John McGrath

John McGrath

London, UK

50 Years ESDR Anniversary Lecture 1

Title: Discovery and recovery for genetic skin diseases

Date: Thursday 23 September 2021, 11.30-12.00

About
John McGrath holds the Mary Dunhill Chair in Cutaneous Medicine at the St John’s Institute of Dermatology, King’s College London, and is Head of Department for the St John’s Institute of Dermatology and its Genetic Skin Disease Unit, as well as Honorary Consultant Dermatologist to the Guy’s and St Thomas’ NHS Foundation Trust in London.
He qualified in Medicine at Guy’s Hospital (London) in 1985. He then trained in dermatology at St John’s Institute in London and did post-doctoral work in Jefferson Medical College in Philadelphia. In 1996, he was appointed Senior Lecturer at St John’s and became full Professor of Molecular Dermatology in 2000.

He is a former Board member of the European Society for Dermatological Research and was the Society’s President in 2007-8. He is a Past-President of the St John’s Hospital Dermatological Society (2015-16) and the Past-President of the European Dermatology Forum (2017-2019). His awards include the 2008 Sulzberger Lecture, the 2010 Dohi Memorial Lecture, the 2011 Montagna Lecture, the 2012 Tanioku-Kihei Lecture, and the 2013 Cormane Lecture. In 2011 he was elected to the UK National Academy of Medical Sciences and in 2012 he was awarded the Fothergill Gold medal by the London Medical Society.

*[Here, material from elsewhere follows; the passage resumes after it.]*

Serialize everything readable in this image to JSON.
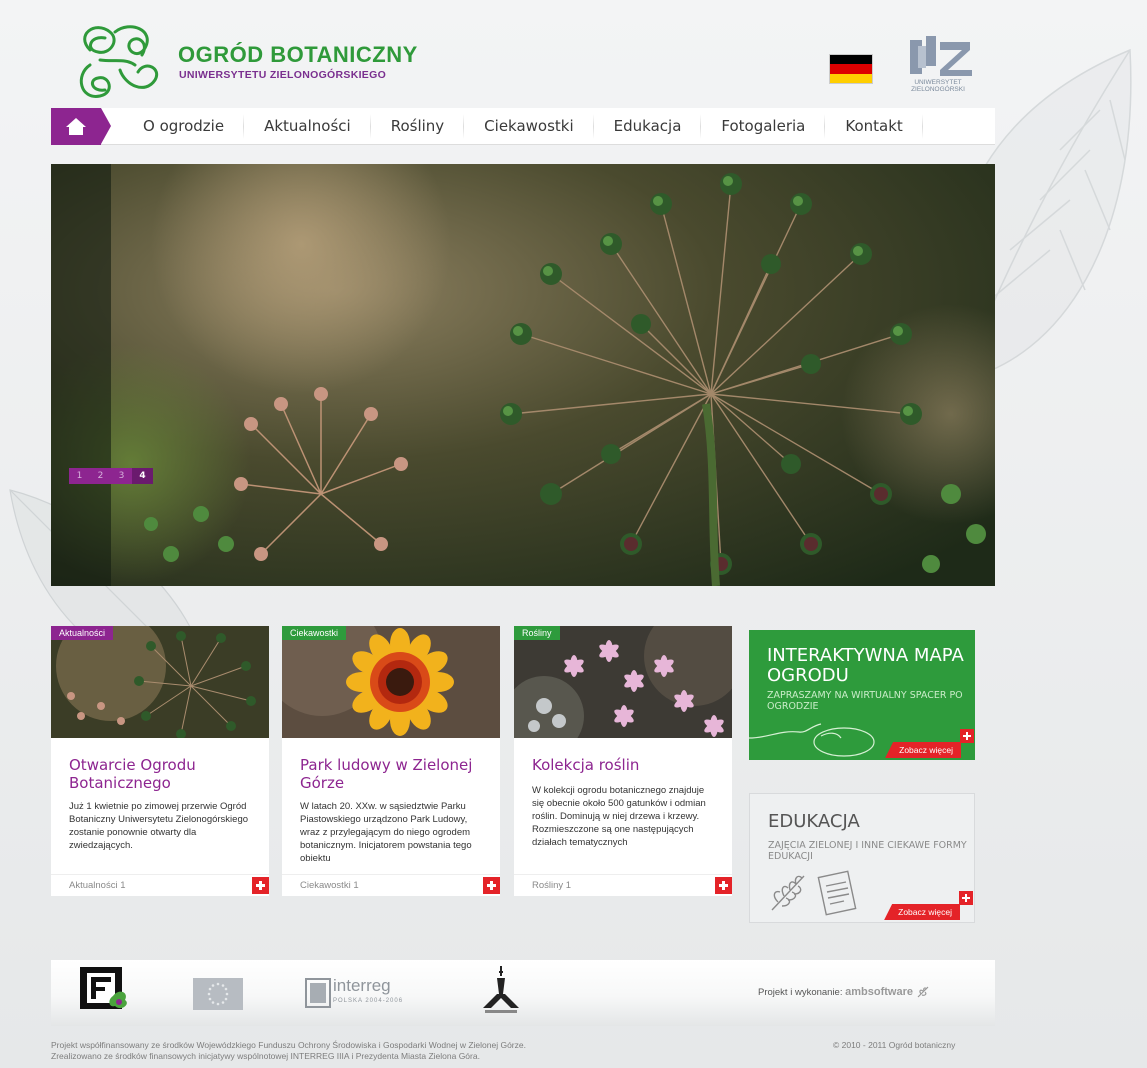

His long-standing interest is in gene hunting, identifying genes and mutations in different inherited skin diseases, particularly blistering skin disorders. In addition to identifying some of the first hemidesmosome and desmosome abnormalities in epidermolysis bullosa, his group is also responsible for discovering the mutant genes in lipoid proteinosis, Kindler syndrome, AEC syndrome (and two other forms of ectodermal dysplasia), LOC syndrome, familial primary localised cutaneous amyloidosis, and two recessive forms of epidermolysis bullosa simplex. His professional goals are to unravel the mysteries of human genetic skin diseases and to translate some of the benefits of genetic research into clinical improvements for patients, especially through clinical trials of novel therapies. He is currently running clinical trials of cell and gene therapies in recessive dystrophic epidermolysis bullosa and exploring how best to use molecular technologies to try to correct inherited skin diseases.